While interrogatories are not "depositions," they are exploratory devices intended to uncover facts so that the propounder may thereafter prove his law suit.
This holding in no way supports the view that a mere request for answers to interrogatories will operate to bar the trial court from acting on a motion for summary judgment. It is incumbent upon the party seeking answers to demonstate that his inquiry is directed toward establishing the "material facts" and that upon receipt of those answers he will be armed to defend against that motion. This holding does not support harassment tactics or requests for information that is equally accessible to both parties. We simply decide this case on its facts as applied to our reading of Rule 56(c).
The final point of the Government's brief is that even assuming that appellant's removal was wrongful he is not entitled to back pay for his period of suspension on the ground that he has been neither ready, willing nor able to perform his duties as a nursing assistant and therefore, under reasoning of certain Court of Claims cases, should be denied relief in this regard.
The Government cites the cases of Everett v. United States, 340 F.2d 352, 169 Ct.Cl. 11 (1965); Corrigan v. United States, 153 Ct.Cl. 392 (1961); Armand v. United States, 136 Ct.Cl. 339 (1956); and Nicholas v. United States, 53 Ct.Cl. 463 (1918) for the proposition that the appellant has the burden of establishing his readiness, willingness and ability to perform his duties during the time of his illegal separation.
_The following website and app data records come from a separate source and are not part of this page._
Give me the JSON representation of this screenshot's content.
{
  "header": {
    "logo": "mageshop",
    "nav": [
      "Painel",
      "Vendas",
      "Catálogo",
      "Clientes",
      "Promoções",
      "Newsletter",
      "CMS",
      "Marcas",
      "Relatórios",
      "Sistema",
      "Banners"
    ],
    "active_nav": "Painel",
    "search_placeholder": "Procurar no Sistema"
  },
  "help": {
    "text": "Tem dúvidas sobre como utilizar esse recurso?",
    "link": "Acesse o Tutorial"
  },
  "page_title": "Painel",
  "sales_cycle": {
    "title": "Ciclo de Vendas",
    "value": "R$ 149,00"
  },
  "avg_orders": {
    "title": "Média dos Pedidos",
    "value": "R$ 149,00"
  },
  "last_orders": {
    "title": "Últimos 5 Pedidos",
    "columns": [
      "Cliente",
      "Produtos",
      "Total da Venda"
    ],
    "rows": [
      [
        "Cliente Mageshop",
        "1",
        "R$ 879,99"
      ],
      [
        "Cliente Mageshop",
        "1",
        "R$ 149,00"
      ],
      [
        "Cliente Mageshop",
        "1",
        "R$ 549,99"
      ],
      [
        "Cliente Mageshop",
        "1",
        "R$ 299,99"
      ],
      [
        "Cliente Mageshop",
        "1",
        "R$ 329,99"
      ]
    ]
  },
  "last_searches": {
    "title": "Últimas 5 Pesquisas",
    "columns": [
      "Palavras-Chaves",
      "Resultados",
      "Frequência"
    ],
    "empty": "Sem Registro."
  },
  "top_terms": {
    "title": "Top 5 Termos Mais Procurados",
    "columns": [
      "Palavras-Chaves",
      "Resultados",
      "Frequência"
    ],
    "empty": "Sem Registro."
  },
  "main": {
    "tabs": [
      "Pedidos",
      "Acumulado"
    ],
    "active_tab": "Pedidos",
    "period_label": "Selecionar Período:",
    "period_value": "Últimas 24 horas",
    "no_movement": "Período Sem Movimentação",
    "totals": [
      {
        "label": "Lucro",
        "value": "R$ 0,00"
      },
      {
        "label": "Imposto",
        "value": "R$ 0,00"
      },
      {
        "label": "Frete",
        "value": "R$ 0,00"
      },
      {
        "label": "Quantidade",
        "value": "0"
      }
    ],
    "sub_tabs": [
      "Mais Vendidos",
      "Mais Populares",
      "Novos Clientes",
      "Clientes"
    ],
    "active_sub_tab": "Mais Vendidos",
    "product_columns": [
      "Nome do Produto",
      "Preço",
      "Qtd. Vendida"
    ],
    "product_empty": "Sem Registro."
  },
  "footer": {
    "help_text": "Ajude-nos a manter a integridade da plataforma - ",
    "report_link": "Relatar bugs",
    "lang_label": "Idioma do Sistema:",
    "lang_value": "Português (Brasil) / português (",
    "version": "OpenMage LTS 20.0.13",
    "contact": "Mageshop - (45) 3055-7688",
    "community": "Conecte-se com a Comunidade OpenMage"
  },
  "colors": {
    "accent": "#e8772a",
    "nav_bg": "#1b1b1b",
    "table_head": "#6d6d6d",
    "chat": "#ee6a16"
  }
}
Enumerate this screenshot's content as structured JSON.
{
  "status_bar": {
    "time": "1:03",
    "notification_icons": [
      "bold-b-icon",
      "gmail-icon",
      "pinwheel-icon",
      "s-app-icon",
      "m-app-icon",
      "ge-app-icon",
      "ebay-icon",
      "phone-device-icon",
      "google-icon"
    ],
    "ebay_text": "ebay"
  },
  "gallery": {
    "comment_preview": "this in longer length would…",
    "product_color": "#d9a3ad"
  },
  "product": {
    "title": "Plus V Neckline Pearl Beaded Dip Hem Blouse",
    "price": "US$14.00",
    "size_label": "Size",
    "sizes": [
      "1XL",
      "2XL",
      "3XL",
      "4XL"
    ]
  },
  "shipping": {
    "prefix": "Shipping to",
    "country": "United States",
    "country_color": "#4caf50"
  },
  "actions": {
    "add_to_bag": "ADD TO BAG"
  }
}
A reading of those cases does not convince us that something new has crept into the law of damages. These cases merely stand for the timeworn doctrine that one who pleads damages must prove both injury and loss. It is for the trial court to discern what, if any, damage the appellant suffered; if the appellee is liable; and to what extent. We therefore remand this case to the trial court with directions to proceed in accordance with the views expressed herein.
Reversed and remanded.